Start of DATASET RECORDS

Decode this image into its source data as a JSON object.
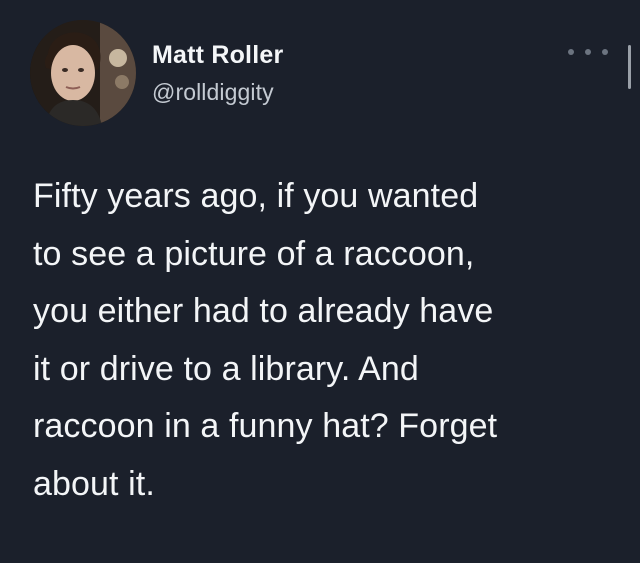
{
  "author": {
    "name": "Matt Roller",
    "handle": "@rolldiggity"
  },
  "icons": {
    "avatar": "profile-photo",
    "more": "ellipsis-horizontal-icon"
  },
  "tweet": {
    "text": "Fifty years ago, if you wanted\nto see a picture of a raccoon,\nyou either had to already have\nit or drive to a library. And\nraccoon in a funny hat? Forget\nabout it."
  },
  "colors": {
    "background": "#1b202b",
    "text": "#f3f5f7",
    "secondary_text": "#c4cad2"
  }
}
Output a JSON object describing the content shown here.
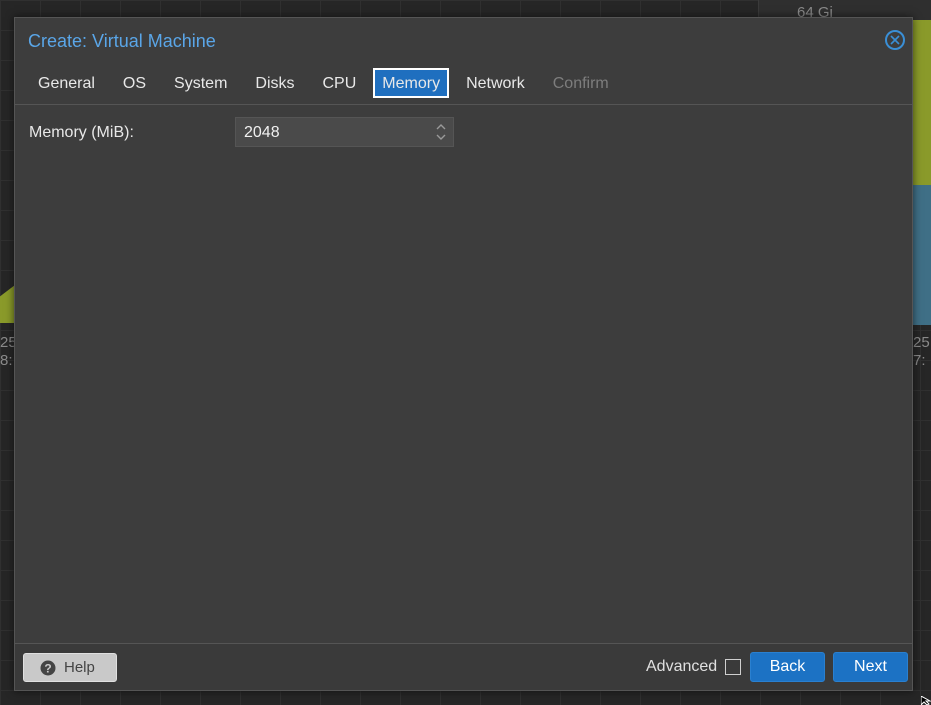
{
  "background": {
    "top_label": "64 Gi",
    "left_labels": [
      "25",
      "8:"
    ],
    "right_labels": [
      "25",
      "7:"
    ]
  },
  "dialog": {
    "title": "Create: Virtual Machine",
    "close_icon": "close-circle-icon",
    "tabs": [
      {
        "label": "General",
        "state": "normal"
      },
      {
        "label": "OS",
        "state": "normal"
      },
      {
        "label": "System",
        "state": "normal"
      },
      {
        "label": "Disks",
        "state": "normal"
      },
      {
        "label": "CPU",
        "state": "normal"
      },
      {
        "label": "Memory",
        "state": "active"
      },
      {
        "label": "Network",
        "state": "normal"
      },
      {
        "label": "Confirm",
        "state": "disabled"
      }
    ],
    "memory": {
      "label": "Memory (MiB):",
      "value": "2048"
    },
    "footer": {
      "help_label": "Help",
      "advanced_label": "Advanced",
      "advanced_checked": false,
      "back_label": "Back",
      "next_label": "Next"
    }
  },
  "colors": {
    "accent": "#1c72c4",
    "title": "#5aa6e8",
    "panel": "#3d3d3d"
  }
}
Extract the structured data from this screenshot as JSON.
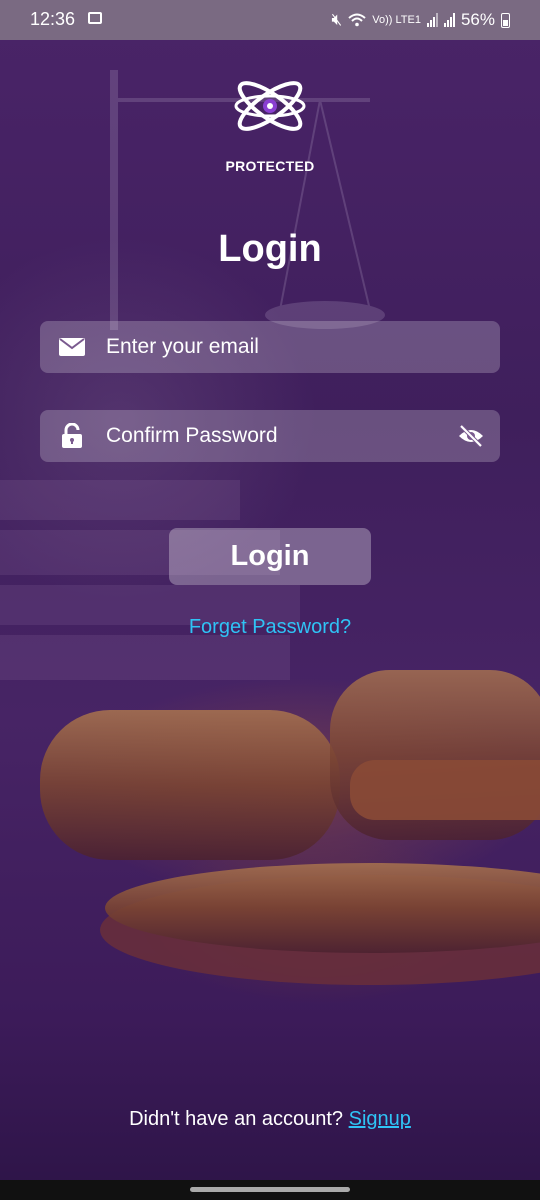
{
  "status_bar": {
    "time": "12:36",
    "network_label": "Vo)) LTE1",
    "battery": "56%",
    "icons": [
      "image-icon",
      "mute-icon",
      "wifi-icon",
      "signal-icon",
      "battery-icon"
    ]
  },
  "logo": {
    "text": "PROTECTED",
    "icon": "atom-logo-icon"
  },
  "title": "Login",
  "email_field": {
    "placeholder": "Enter your email",
    "value": "",
    "icon": "mail-icon"
  },
  "password_field": {
    "placeholder": "Confirm Password",
    "value": "",
    "icon": "lock-icon",
    "toggle_icon": "eye-off-icon"
  },
  "login_button": {
    "label": "Login"
  },
  "forgot_link": {
    "label": "Forget Password?"
  },
  "signup": {
    "prompt": "Didn't have an account?",
    "link": "Signup"
  },
  "colors": {
    "accent_link": "#2fc3f5",
    "background": "#4a2468",
    "field_bg": "rgba(255,255,255,0.22)"
  }
}
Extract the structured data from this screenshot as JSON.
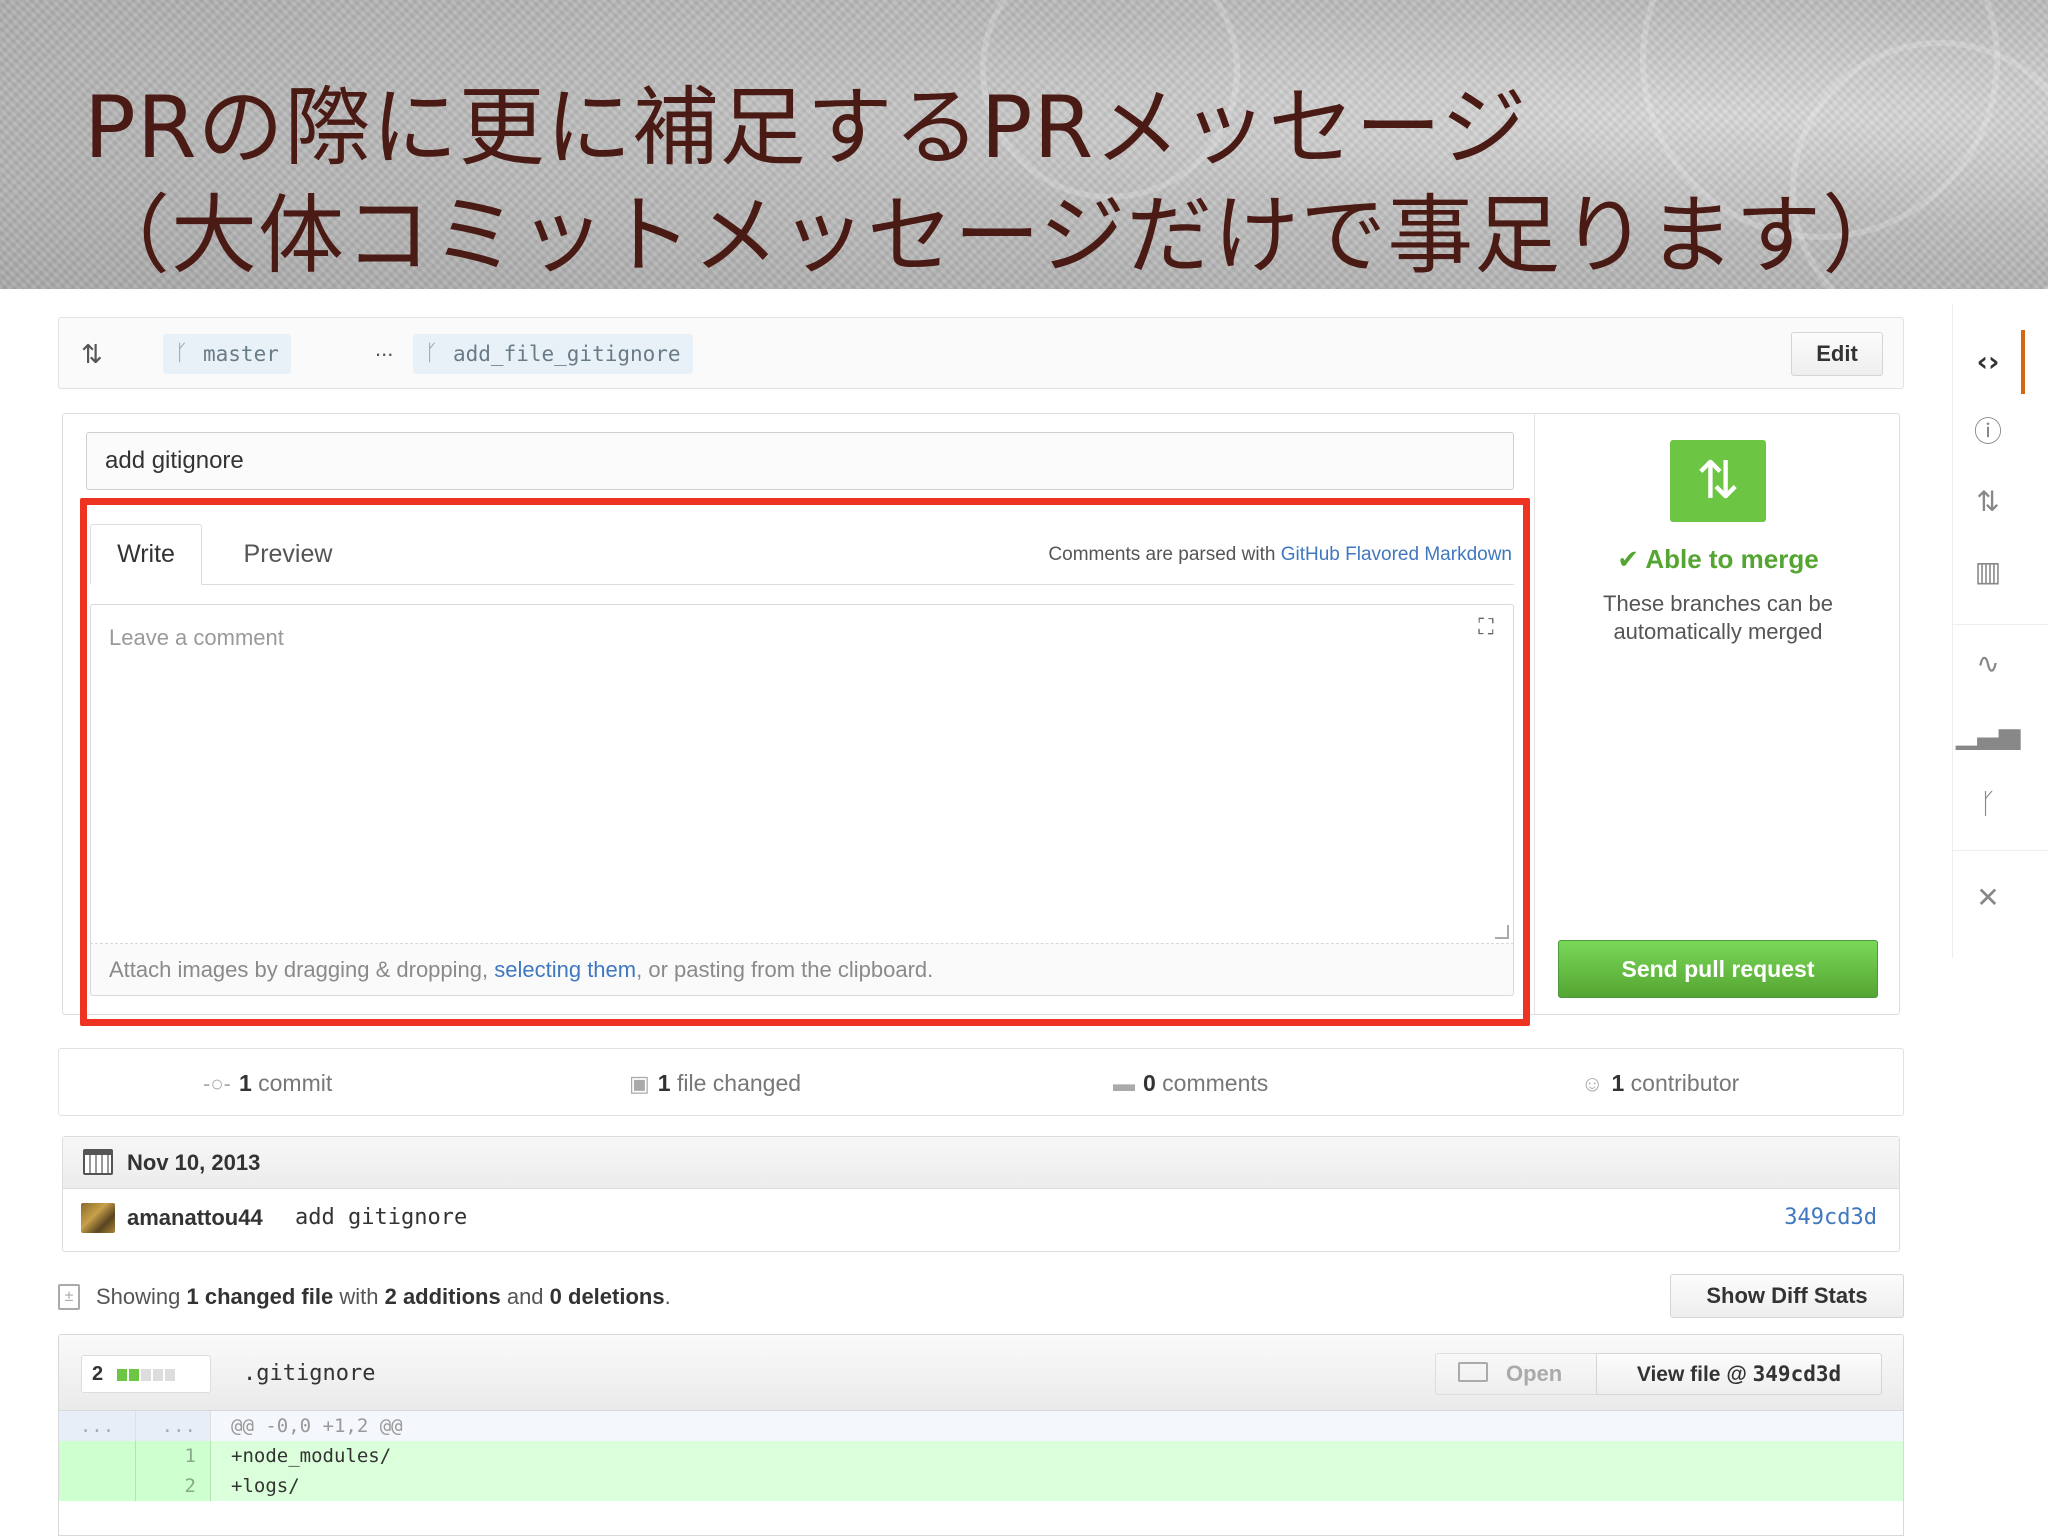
{
  "banner": {
    "line1": "PRの際に更に補足するPRメッセージ",
    "line2": "（大体コミットメッセージだけで事足ります）"
  },
  "compare": {
    "icon": "compare-icon",
    "base_branch": "master",
    "separator": "...",
    "head_branch": "add_file_gitignore",
    "edit_label": "Edit"
  },
  "form": {
    "title_value": "add gitignore",
    "tab_write": "Write",
    "tab_preview": "Preview",
    "md_note_prefix": "Comments are parsed with ",
    "md_note_link": "GitHub Flavored Markdown",
    "comment_placeholder": "Leave a comment",
    "attach_prefix": "Attach images by dragging & dropping, ",
    "attach_link": "selecting them",
    "attach_suffix": ", or pasting from the clipboard.",
    "highlight_color": "#ee3322"
  },
  "merge": {
    "status": "✔ Able to merge",
    "description": "These branches can be automatically merged",
    "send_label": "Send pull request",
    "accent": "#6cc644"
  },
  "stats": {
    "commits_count": "1",
    "commits_label": " commit",
    "files_count": "1",
    "files_label": " file changed",
    "comments_count": "0",
    "comments_label": " comments",
    "contributors_count": "1",
    "contributors_label": " contributor"
  },
  "commits": {
    "date": "Nov 10, 2013",
    "author": "amanattou44",
    "message": "add gitignore",
    "sha": "349cd3d"
  },
  "summary": {
    "showing": "Showing ",
    "changed_count": "1 changed file",
    "with": " with ",
    "additions": "2 additions",
    "and": " and ",
    "deletions": "0 deletions",
    "end": ".",
    "diff_stats_label": "Show Diff Stats"
  },
  "file": {
    "count": "2",
    "name": ".gitignore",
    "open_label": "Open",
    "view_label": "View file @ ",
    "view_sha": "349cd3d",
    "hunk_ln1": "...",
    "hunk_ln2": "...",
    "hunk": "@@ -0,0 +1,2 @@",
    "lines": [
      {
        "num": "1",
        "code": "+node_modules/"
      },
      {
        "num": "2",
        "code": "+logs/"
      }
    ]
  },
  "rnav": {
    "items": [
      "code-icon",
      "issues-icon",
      "pull-requests-icon",
      "wiki-icon",
      "pulse-icon",
      "graphs-icon",
      "network-icon",
      "settings-icon"
    ]
  }
}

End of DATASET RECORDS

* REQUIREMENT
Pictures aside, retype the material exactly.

* ANSWER AREA
Decode this image into its source data as a JSON object.
{
  "author": {
    "name": "Matt Roller",
    "handle": "@rolldiggity"
  },
  "icons": {
    "avatar": "profile-photo",
    "more": "ellipsis-horizontal-icon"
  },
  "tweet": {
    "text": "Fifty years ago, if you wanted\nto see a picture of a raccoon,\nyou either had to already have\nit or drive to a library. And\nraccoon in a funny hat? Forget\nabout it."
  },
  "colors": {
    "background": "#1b202b",
    "text": "#f3f5f7",
    "secondary_text": "#c4cad2"
  }
}
Output a JSON object describing the content shown here.
{
  "background": {
    "top_label": "64 Gi",
    "left_labels": [
      "25",
      "8:"
    ],
    "right_labels": [
      "25",
      "7:"
    ]
  },
  "dialog": {
    "title": "Create: Virtual Machine",
    "close_icon": "close-circle-icon",
    "tabs": [
      {
        "label": "General",
        "state": "normal"
      },
      {
        "label": "OS",
        "state": "normal"
      },
      {
        "label": "System",
        "state": "normal"
      },
      {
        "label": "Disks",
        "state": "normal"
      },
      {
        "label": "CPU",
        "state": "normal"
      },
      {
        "label": "Memory",
        "state": "active"
      },
      {
        "label": "Network",
        "state": "normal"
      },
      {
        "label": "Confirm",
        "state": "disabled"
      }
    ],
    "memory": {
      "label": "Memory (MiB):",
      "value": "2048"
    },
    "footer": {
      "help_label": "Help",
      "advanced_label": "Advanced",
      "advanced_checked": false,
      "back_label": "Back",
      "next_label": "Next"
    }
  },
  "colors": {
    "accent": "#1c72c4",
    "title": "#5aa6e8",
    "panel": "#3d3d3d"
  }
}
Extract the structured data from this screenshot as JSON.
{
  "status_bar": {
    "time": "12:36",
    "network_label": "Vo)) LTE1",
    "battery": "56%",
    "icons": [
      "image-icon",
      "mute-icon",
      "wifi-icon",
      "signal-icon",
      "battery-icon"
    ]
  },
  "logo": {
    "text": "PROTECTED",
    "icon": "atom-logo-icon"
  },
  "title": "Login",
  "email_field": {
    "placeholder": "Enter your email",
    "value": "",
    "icon": "mail-icon"
  },
  "password_field": {
    "placeholder": "Confirm Password",
    "value": "",
    "icon": "lock-icon",
    "toggle_icon": "eye-off-icon"
  },
  "login_button": {
    "label": "Login"
  },
  "forgot_link": {
    "label": "Forget Password?"
  },
  "signup": {
    "prompt": "Didn't have an account?",
    "link": "Signup"
  },
  "colors": {
    "accent_link": "#2fc3f5",
    "background": "#4a2468",
    "field_bg": "rgba(255,255,255,0.22)"
  }
}
Extract the structured data from this screenshot as JSON.
{
  "banner": {
    "line1": "PRの際に更に補足するPRメッセージ",
    "line2": "（大体コミットメッセージだけで事足ります）"
  },
  "compare": {
    "icon": "compare-icon",
    "base_branch": "master",
    "separator": "...",
    "head_branch": "add_file_gitignore",
    "edit_label": "Edit"
  },
  "form": {
    "title_value": "add gitignore",
    "tab_write": "Write",
    "tab_preview": "Preview",
    "md_note_prefix": "Comments are parsed with ",
    "md_note_link": "GitHub Flavored Markdown",
    "comment_placeholder": "Leave a comment",
    "attach_prefix": "Attach images by dragging & dropping, ",
    "attach_link": "selecting them",
    "attach_suffix": ", or pasting from the clipboard.",
    "highlight_color": "#ee3322"
  },
  "merge": {
    "status": "✔ Able to merge",
    "description": "These branches can be automatically merged",
    "send_label": "Send pull request",
    "accent": "#6cc644"
  },
  "stats": {
    "commits_count": "1",
    "commits_label": " commit",
    "files_count": "1",
    "files_label": " file changed",
    "comments_count": "0",
    "comments_label": " comments",
    "contributors_count": "1",
    "contributors_label": " contributor"
  },
  "commits": {
    "date": "Nov 10, 2013",
    "author": "amanattou44",
    "message": "add gitignore",
    "sha": "349cd3d"
  },
  "summary": {
    "showing": "Showing ",
    "changed_count": "1 changed file",
    "with": " with ",
    "additions": "2 additions",
    "and": " and ",
    "deletions": "0 deletions",
    "end": ".",
    "diff_stats_label": "Show Diff Stats"
  },
  "file": {
    "count": "2",
    "name": ".gitignore",
    "open_label": "Open",
    "view_label": "View file @ ",
    "view_sha": "349cd3d",
    "hunk_ln1": "...",
    "hunk_ln2": "...",
    "hunk": "@@ -0,0 +1,2 @@",
    "lines": [
      {
        "num": "1",
        "code": "+node_modules/"
      },
      {
        "num": "2",
        "code": "+logs/"
      }
    ]
  },
  "rnav": {
    "items": [
      "code-icon",
      "issues-icon",
      "pull-requests-icon",
      "wiki-icon",
      "pulse-icon",
      "graphs-icon",
      "network-icon",
      "settings-icon"
    ]
  }
}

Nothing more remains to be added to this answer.